    How A-Rod took the Primobolan doesn't really matter. The point is that it wasn't illegal until the Anabolic Steroid Control Act of 2004, wasn't classified as a steroid at the time, or banned by MLB.

  7. Yes, they removed the ephedra from that product, and one of its main ingredients is caffeine.

    As far as what A-Rod took, I don't even care honestly. The test should really be irrelevant since it was obtained voluntarily for an anonymous study. If A-Rod is punished or guilty I do believe the other 103 players should be also. I understand your point, hitman, that it was not a banned substance when he did it.

    The problem here is that A-Rod was exposed for something that far more players than just him were doing and now he has to answer for all of them.

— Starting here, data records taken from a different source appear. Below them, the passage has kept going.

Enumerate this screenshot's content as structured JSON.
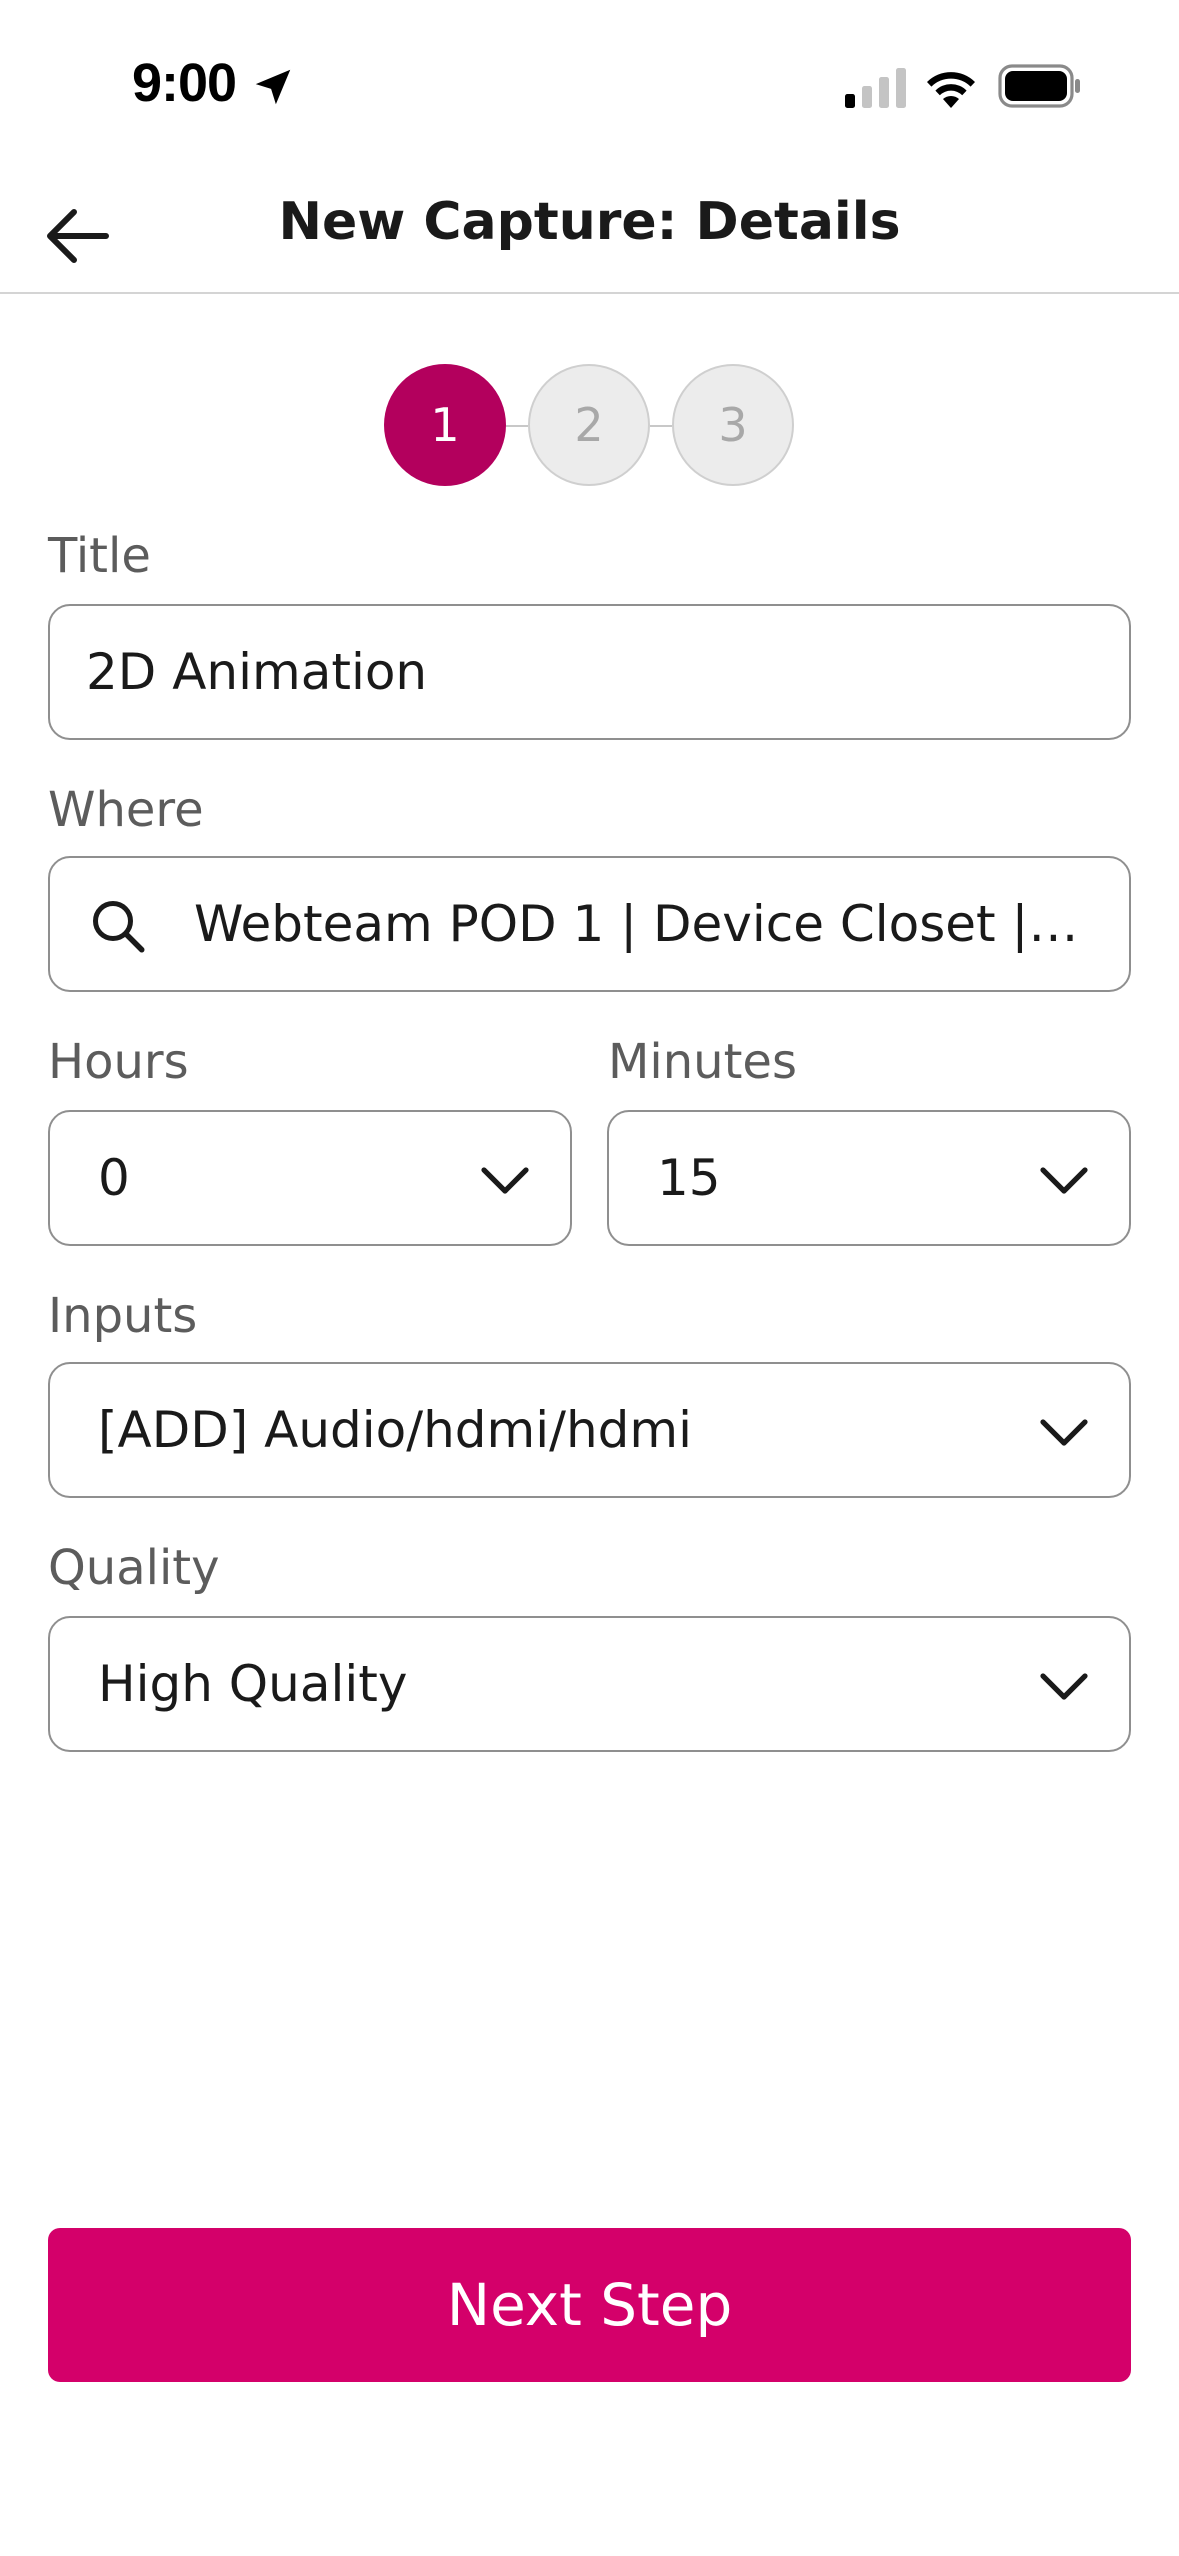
{
  "status_bar": {
    "time": "9:00",
    "icons": [
      "location-arrow-icon",
      "cellular-signal-icon",
      "wifi-icon",
      "battery-icon"
    ]
  },
  "header": {
    "title": "New Capture: Details",
    "back_icon": "arrow-left-icon"
  },
  "stepper": {
    "steps": [
      {
        "label": "1",
        "state": "active"
      },
      {
        "label": "2",
        "state": "inactive"
      },
      {
        "label": "3",
        "state": "inactive"
      }
    ],
    "active_color": "#b3005d"
  },
  "form": {
    "title": {
      "label": "Title",
      "value": "2D Animation"
    },
    "where": {
      "label": "Where",
      "value": "Webteam POD 1 | Device Closet | R...",
      "icon": "search-icon"
    },
    "hours": {
      "label": "Hours",
      "value": "0"
    },
    "minutes": {
      "label": "Minutes",
      "value": "15"
    },
    "inputs": {
      "label": "Inputs",
      "value": "[ADD] Audio/hdmi/hdmi"
    },
    "quality": {
      "label": "Quality",
      "value": "High Quality"
    }
  },
  "actions": {
    "next_label": "Next Step",
    "primary_color": "#d4006a"
  }
}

  8. You're right, the tests should have been irrelevant, and destroyed, in the first place. I agree, somewhat, that the other players should be revealed but again, the test results were supposed to be destroyed and why drag everyone down? Then again, why only go after A-Rod?

    A-Rod isn't the first player to have to defend himself, and I don't think he'll be the last. You've had players in the past testify that they didn't use steroids, like Rafael Palmeiro, but were immediately labeled as cheaters and cast away.

    It used to be legal to drink beer at the age of 18 in Ohio. Now that the legal drinking age is 21, does it mean all those that drank at 18 broke the law by drinking underage?